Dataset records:
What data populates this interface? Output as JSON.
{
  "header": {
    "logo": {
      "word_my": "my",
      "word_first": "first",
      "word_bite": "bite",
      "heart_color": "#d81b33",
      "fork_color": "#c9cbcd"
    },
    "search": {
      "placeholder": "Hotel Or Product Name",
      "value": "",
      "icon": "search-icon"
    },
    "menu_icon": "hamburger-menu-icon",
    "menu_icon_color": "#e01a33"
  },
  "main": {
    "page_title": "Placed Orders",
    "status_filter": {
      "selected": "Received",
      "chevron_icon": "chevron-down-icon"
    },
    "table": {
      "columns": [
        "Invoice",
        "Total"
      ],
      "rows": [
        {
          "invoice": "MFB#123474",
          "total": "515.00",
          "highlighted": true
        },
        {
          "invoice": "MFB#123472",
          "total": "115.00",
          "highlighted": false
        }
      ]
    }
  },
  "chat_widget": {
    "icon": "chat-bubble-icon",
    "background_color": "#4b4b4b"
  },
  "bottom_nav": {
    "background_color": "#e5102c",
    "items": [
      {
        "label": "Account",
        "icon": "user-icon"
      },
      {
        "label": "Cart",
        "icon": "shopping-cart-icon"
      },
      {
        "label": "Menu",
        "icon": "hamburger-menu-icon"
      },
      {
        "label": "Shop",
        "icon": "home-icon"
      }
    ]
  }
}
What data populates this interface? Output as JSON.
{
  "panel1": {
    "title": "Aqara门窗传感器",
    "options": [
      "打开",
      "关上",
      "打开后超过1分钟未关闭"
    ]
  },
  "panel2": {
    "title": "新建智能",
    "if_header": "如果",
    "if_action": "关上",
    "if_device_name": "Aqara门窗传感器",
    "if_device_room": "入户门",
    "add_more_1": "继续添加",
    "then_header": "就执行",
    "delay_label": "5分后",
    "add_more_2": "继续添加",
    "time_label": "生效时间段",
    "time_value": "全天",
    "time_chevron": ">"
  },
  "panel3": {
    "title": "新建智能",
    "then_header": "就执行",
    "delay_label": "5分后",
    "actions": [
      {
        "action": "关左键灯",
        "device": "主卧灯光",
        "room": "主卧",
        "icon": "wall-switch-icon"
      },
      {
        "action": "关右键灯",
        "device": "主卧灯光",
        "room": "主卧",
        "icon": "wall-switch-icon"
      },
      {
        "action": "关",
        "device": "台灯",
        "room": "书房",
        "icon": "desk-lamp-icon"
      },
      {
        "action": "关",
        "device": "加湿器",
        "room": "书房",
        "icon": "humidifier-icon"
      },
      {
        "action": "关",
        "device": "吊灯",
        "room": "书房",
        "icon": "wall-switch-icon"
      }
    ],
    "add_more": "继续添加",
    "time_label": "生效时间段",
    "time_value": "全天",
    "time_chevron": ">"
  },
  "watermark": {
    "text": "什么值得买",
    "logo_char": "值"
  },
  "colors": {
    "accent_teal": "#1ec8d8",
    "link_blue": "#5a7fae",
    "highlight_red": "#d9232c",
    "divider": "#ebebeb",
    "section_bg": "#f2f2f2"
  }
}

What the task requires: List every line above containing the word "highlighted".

Result of the task:
          "highlighted": true
          "highlighted": false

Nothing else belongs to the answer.